*Chipits, by the way, are the brand name for Hershey’s miniature chocolate chips, but in the Clarke household, we use it as a cute shorthand for chocolate chips of any size. Possibly a Canadianism.
Oatmeal cookies are sweet and comforting. When my coworker, Tristan, asked if Grandma Clarke had a good oatmeal chocolate chip cookie in her repertoire, I went hunting! There are two oatmeal cookie recipes in Audrey’s Recipe Box, both of which include optional chocolate chips or raisins. I opted for the one called The Ultimate Oatmeal Cookie for obvious reasons.
These cookies are delicious! The ratio of chocolate chips to not-chocolate chips is spot on (i.e. mostly chocolate chips) and the cinnamon adds a mild spiciness. I cut the recipe in half, as the original makes 3 dozen. I also found that 9-11 minutes cooking time was too much for my very hot gas oven. I achieved light golden brown cookies after only 8 minutes.
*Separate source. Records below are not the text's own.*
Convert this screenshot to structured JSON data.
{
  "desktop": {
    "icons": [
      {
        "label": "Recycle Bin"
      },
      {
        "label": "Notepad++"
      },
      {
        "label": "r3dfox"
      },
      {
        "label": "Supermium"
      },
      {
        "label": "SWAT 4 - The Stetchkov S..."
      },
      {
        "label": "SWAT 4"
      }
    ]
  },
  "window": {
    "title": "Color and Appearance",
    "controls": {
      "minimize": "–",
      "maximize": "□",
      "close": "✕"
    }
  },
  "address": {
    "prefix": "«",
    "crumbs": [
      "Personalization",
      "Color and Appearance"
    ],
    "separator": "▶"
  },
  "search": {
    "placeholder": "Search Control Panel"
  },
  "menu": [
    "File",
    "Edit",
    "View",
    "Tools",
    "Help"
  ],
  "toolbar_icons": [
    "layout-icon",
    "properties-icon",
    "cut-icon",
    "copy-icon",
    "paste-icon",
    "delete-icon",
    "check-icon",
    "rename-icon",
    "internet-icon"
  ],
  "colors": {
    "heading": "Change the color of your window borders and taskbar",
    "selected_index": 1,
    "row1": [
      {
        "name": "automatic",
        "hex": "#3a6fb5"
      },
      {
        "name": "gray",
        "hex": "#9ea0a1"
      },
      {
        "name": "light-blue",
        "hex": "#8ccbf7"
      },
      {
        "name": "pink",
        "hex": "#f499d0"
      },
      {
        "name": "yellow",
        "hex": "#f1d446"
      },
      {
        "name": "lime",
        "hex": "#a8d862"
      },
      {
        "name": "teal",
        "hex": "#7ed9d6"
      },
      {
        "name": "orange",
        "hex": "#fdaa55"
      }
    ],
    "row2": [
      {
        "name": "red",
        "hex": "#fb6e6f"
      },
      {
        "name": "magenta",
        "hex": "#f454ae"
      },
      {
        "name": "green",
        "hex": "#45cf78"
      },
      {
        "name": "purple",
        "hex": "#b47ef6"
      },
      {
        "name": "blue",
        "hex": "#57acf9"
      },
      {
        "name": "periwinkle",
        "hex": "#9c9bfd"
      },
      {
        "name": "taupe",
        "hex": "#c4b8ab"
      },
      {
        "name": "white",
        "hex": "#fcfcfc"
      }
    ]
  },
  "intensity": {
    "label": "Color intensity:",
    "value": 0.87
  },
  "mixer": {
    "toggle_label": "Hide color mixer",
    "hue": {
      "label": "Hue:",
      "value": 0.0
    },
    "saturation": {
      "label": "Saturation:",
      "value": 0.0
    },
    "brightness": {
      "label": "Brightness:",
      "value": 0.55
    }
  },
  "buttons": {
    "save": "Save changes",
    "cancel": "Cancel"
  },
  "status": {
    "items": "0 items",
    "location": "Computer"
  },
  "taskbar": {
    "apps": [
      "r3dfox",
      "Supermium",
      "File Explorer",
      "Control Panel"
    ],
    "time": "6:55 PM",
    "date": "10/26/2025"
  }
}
Keep a close eye on your cookies!
The Ultimate Oatmeal Cookie
⅔ cup granulated sugar
⅔ cup brown sugar
½ cup margarine or soft butter
½ cup shortening
1 tsp baking soda
1 tsp cinnamon
1 tsp vanilla
1 tsp baking powder
½ tsp salt
3 cups quick cooking or old-fashioned oats
1 cup all-purpose flour
2 cups semi-sweet chocolate chips or 1 cup raisins
Heat oven to 375°F.
Mix all ingredients except oats, flour, & raisins in large bowl.
Stir in oats, flour, and raisins or chocolate chipits.
Drop by tablespoonful about 2″ apart on ungreased cookie sheet.
Bake 9-11 minutes until light brown.
Immediately remove from cookie sheet.